[TASK]: Copy all of the entries that follow, exactly.

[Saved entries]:

=== Section Start ===

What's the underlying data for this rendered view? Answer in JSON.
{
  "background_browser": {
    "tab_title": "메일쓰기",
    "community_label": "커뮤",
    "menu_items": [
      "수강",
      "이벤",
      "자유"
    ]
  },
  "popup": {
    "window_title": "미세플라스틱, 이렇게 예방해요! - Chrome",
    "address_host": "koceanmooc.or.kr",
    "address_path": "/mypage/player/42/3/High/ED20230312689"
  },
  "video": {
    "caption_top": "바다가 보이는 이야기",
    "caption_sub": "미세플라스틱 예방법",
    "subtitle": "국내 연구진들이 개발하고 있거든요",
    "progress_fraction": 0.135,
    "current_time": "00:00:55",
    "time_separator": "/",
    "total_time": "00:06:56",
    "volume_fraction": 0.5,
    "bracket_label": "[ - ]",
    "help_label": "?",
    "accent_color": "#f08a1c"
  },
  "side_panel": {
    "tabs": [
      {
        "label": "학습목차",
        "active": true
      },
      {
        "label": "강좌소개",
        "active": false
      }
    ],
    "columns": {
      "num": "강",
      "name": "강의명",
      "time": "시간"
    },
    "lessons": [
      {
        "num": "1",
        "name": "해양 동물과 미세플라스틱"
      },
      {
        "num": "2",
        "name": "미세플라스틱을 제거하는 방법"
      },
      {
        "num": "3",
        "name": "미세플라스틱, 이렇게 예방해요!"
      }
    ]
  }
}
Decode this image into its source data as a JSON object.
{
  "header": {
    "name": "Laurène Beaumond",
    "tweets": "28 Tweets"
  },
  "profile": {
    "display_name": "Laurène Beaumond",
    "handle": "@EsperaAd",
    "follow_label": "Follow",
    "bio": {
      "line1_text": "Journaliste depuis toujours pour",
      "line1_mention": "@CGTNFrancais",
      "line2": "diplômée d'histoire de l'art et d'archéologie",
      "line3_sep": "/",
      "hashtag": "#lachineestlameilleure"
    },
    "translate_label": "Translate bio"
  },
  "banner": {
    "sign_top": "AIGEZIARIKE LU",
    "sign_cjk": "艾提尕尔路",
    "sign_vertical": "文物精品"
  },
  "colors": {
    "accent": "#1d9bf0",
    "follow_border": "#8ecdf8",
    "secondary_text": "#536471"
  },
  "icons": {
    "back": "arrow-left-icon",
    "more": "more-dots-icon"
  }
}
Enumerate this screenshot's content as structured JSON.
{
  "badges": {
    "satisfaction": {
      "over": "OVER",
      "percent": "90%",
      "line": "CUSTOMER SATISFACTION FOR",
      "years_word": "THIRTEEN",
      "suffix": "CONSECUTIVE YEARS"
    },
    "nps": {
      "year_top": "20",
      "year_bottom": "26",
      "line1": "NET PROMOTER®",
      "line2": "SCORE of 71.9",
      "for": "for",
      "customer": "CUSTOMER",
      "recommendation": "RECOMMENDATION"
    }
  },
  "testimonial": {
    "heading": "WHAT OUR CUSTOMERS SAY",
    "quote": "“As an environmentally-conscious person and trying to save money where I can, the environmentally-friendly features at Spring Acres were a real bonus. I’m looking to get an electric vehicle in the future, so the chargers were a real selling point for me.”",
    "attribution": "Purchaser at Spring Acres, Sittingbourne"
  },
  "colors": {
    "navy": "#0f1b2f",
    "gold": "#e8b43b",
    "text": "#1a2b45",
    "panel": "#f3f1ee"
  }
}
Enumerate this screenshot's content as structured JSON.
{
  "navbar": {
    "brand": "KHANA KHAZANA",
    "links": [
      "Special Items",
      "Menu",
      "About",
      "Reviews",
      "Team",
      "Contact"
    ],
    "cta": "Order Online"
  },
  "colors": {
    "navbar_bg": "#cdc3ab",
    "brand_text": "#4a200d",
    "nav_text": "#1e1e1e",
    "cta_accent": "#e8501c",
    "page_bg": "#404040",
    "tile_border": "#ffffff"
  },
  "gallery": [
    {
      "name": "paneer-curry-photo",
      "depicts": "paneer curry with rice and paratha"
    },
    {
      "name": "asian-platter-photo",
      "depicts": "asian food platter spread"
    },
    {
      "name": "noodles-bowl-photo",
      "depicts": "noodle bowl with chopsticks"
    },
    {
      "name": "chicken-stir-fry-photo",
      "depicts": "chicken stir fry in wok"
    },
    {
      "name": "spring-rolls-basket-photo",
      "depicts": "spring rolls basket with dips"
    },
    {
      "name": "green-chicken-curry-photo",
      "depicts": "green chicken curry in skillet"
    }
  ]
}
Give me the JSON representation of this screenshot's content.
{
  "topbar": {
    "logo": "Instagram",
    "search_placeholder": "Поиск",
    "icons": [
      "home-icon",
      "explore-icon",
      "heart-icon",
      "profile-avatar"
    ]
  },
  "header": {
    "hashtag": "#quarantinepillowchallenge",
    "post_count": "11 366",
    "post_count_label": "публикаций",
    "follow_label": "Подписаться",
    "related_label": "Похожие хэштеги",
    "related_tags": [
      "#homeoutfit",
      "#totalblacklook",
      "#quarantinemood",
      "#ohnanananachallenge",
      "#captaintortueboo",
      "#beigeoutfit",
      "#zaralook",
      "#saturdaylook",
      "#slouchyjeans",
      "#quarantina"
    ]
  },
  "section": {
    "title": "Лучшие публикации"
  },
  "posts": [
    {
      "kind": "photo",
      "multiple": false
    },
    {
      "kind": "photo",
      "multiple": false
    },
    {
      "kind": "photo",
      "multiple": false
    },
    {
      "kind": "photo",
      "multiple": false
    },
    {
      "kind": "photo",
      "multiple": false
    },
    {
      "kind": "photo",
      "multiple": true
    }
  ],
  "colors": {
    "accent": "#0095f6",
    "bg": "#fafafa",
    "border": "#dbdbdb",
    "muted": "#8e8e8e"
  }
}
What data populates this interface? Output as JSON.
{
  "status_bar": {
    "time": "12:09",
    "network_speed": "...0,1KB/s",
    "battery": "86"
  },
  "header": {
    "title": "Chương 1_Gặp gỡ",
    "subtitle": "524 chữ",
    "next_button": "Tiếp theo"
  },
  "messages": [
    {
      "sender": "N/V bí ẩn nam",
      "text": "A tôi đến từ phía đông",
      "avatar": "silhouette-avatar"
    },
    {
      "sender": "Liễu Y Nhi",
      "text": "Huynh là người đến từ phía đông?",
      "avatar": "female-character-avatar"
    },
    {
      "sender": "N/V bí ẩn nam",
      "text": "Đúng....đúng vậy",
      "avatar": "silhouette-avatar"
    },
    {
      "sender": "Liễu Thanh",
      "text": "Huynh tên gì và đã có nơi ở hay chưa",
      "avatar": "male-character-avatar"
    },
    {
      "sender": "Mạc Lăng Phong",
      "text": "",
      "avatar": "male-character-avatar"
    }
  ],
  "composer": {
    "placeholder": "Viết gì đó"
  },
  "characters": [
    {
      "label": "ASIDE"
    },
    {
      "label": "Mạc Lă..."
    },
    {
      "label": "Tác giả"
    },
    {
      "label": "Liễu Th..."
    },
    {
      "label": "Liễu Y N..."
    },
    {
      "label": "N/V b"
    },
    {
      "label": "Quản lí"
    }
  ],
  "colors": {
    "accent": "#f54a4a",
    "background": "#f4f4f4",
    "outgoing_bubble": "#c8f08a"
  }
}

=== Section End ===

[OUTPUT FOR THIS EXERCISE]:
What's the underlying data for this rendered view? Answer in JSON.
{
  "background_browser": {
    "tab_title": "메일쓰기",
    "community_label": "커뮤",
    "menu_items": [
      "수강",
      "이벤",
      "자유"
    ]
  },
  "popup": {
    "window_title": "미세플라스틱, 이렇게 예방해요! - Chrome",
    "address_host": "koceanmooc.or.kr",
    "address_path": "/mypage/player/42/3/High/ED20230312689"
  },
  "video": {
    "caption_top": "바다가 보이는 이야기",
    "caption_sub": "미세플라스틱 예방법",
    "subtitle": "국내 연구진들이 개발하고 있거든요",
    "progress_fraction": 0.135,
    "current_time": "00:00:55",
    "time_separator": "/",
    "total_time": "00:06:56",
    "volume_fraction": 0.5,
    "bracket_label": "[ - ]",
    "help_label": "?",
    "accent_color": "#f08a1c"
  },
  "side_panel": {
    "tabs": [
      {
        "label": "학습목차",
        "active": true
      },
      {
        "label": "강좌소개",
        "active": false
      }
    ],
    "columns": {
      "num": "강",
      "name": "강의명",
      "time": "시간"
    },
    "lessons": [
      {
        "num": "1",
        "name": "해양 동물과 미세플라스틱"
      },
      {
        "num": "2",
        "name": "미세플라스틱을 제거하는 방법"
      },
      {
        "num": "3",
        "name": "미세플라스틱, 이렇게 예방해요!"
      }
    ]
  }
}
Decode this image into its source data as a JSON object.
{
  "header": {
    "name": "Laurène Beaumond",
    "tweets": "28 Tweets"
  },
  "profile": {
    "display_name": "Laurène Beaumond",
    "handle": "@EsperaAd",
    "follow_label": "Follow",
    "bio": {
      "line1_text": "Journaliste depuis toujours pour",
      "line1_mention": "@CGTNFrancais",
      "line2": "diplômée d'histoire de l'art et d'archéologie",
      "line3_sep": "/",
      "hashtag": "#lachineestlameilleure"
    },
    "translate_label": "Translate bio"
  },
  "banner": {
    "sign_top": "AIGEZIARIKE LU",
    "sign_cjk": "艾提尕尔路",
    "sign_vertical": "文物精品"
  },
  "colors": {
    "accent": "#1d9bf0",
    "follow_border": "#8ecdf8",
    "secondary_text": "#536471"
  },
  "icons": {
    "back": "arrow-left-icon",
    "more": "more-dots-icon"
  }
}
Enumerate this screenshot's content as structured JSON.
{
  "badges": {
    "satisfaction": {
      "over": "OVER",
      "percent": "90%",
      "line": "CUSTOMER SATISFACTION FOR",
      "years_word": "THIRTEEN",
      "suffix": "CONSECUTIVE YEARS"
    },
    "nps": {
      "year_top": "20",
      "year_bottom": "26",
      "line1": "NET PROMOTER®",
      "line2": "SCORE of 71.9",
      "for": "for",
      "customer": "CUSTOMER",
      "recommendation": "RECOMMENDATION"
    }
  },
  "testimonial": {
    "heading": "WHAT OUR CUSTOMERS SAY",
    "quote": "“As an environmentally-conscious person and trying to save money where I can, the environmentally-friendly features at Spring Acres were a real bonus. I’m looking to get an electric vehicle in the future, so the chargers were a real selling point for me.”",
    "attribution": "Purchaser at Spring Acres, Sittingbourne"
  },
  "colors": {
    "navy": "#0f1b2f",
    "gold": "#e8b43b",
    "text": "#1a2b45",
    "panel": "#f3f1ee"
  }
}
Enumerate this screenshot's content as structured JSON.
{
  "navbar": {
    "brand": "KHANA KHAZANA",
    "links": [
      "Special Items",
      "Menu",
      "About",
      "Reviews",
      "Team",
      "Contact"
    ],
    "cta": "Order Online"
  },
  "colors": {
    "navbar_bg": "#cdc3ab",
    "brand_text": "#4a200d",
    "nav_text": "#1e1e1e",
    "cta_accent": "#e8501c",
    "page_bg": "#404040",
    "tile_border": "#ffffff"
  },
  "gallery": [
    {
      "name": "paneer-curry-photo",
      "depicts": "paneer curry with rice and paratha"
    },
    {
      "name": "asian-platter-photo",
      "depicts": "asian food platter spread"
    },
    {
      "name": "noodles-bowl-photo",
      "depicts": "noodle bowl with chopsticks"
    },
    {
      "name": "chicken-stir-fry-photo",
      "depicts": "chicken stir fry in wok"
    },
    {
      "name": "spring-rolls-basket-photo",
      "depicts": "spring rolls basket with dips"
    },
    {
      "name": "green-chicken-curry-photo",
      "depicts": "green chicken curry in skillet"
    }
  ]
}
Give me the JSON representation of this screenshot's content.
{
  "topbar": {
    "logo": "Instagram",
    "search_placeholder": "Поиск",
    "icons": [
      "home-icon",
      "explore-icon",
      "heart-icon",
      "profile-avatar"
    ]
  },
  "header": {
    "hashtag": "#quarantinepillowchallenge",
    "post_count": "11 366",
    "post_count_label": "публикаций",
    "follow_label": "Подписаться",
    "related_label": "Похожие хэштеги",
    "related_tags": [
      "#homeoutfit",
      "#totalblacklook",
      "#quarantinemood",
      "#ohnanananachallenge",
      "#captaintortueboo",
      "#beigeoutfit",
      "#zaralook",
      "#saturdaylook",
      "#slouchyjeans",
      "#quarantina"
    ]
  },
  "section": {
    "title": "Лучшие публикации"
  },
  "posts": [
    {
      "kind": "photo",
      "multiple": false
    },
    {
      "kind": "photo",
      "multiple": false
    },
    {
      "kind": "photo",
      "multiple": false
    },
    {
      "kind": "photo",
      "multiple": false
    },
    {
      "kind": "photo",
      "multiple": false
    },
    {
      "kind": "photo",
      "multiple": true
    }
  ],
  "colors": {
    "accent": "#0095f6",
    "bg": "#fafafa",
    "border": "#dbdbdb",
    "muted": "#8e8e8e"
  }
}
What data populates this interface? Output as JSON.
{
  "status_bar": {
    "time": "12:09",
    "network_speed": "...0,1KB/s",
    "battery": "86"
  },
  "header": {
    "title": "Chương 1_Gặp gỡ",
    "subtitle": "524 chữ",
    "next_button": "Tiếp theo"
  },
  "messages": [
    {
      "sender": "N/V bí ẩn nam",
      "text": "A tôi đến từ phía đông",
      "avatar": "silhouette-avatar"
    },
    {
      "sender": "Liễu Y Nhi",
      "text": "Huynh là người đến từ phía đông?",
      "avatar": "female-character-avatar"
    },
    {
      "sender": "N/V bí ẩn nam",
      "text": "Đúng....đúng vậy",
      "avatar": "silhouette-avatar"
    },
    {
      "sender": "Liễu Thanh",
      "text": "Huynh tên gì và đã có nơi ở hay chưa",
      "avatar": "male-character-avatar"
    },
    {
      "sender": "Mạc Lăng Phong",
      "text": "",
      "avatar": "male-character-avatar"
    }
  ],
  "composer": {
    "placeholder": "Viết gì đó"
  },
  "characters": [
    {
      "label": "ASIDE"
    },
    {
      "label": "Mạc Lă..."
    },
    {
      "label": "Tác giả"
    },
    {
      "label": "Liễu Th..."
    },
    {
      "label": "Liễu Y N..."
    },
    {
      "label": "N/V b"
    },
    {
      "label": "Quản lí"
    }
  ],
  "colors": {
    "accent": "#f54a4a",
    "background": "#f4f4f4",
    "outgoing_bubble": "#c8f08a"
  }
}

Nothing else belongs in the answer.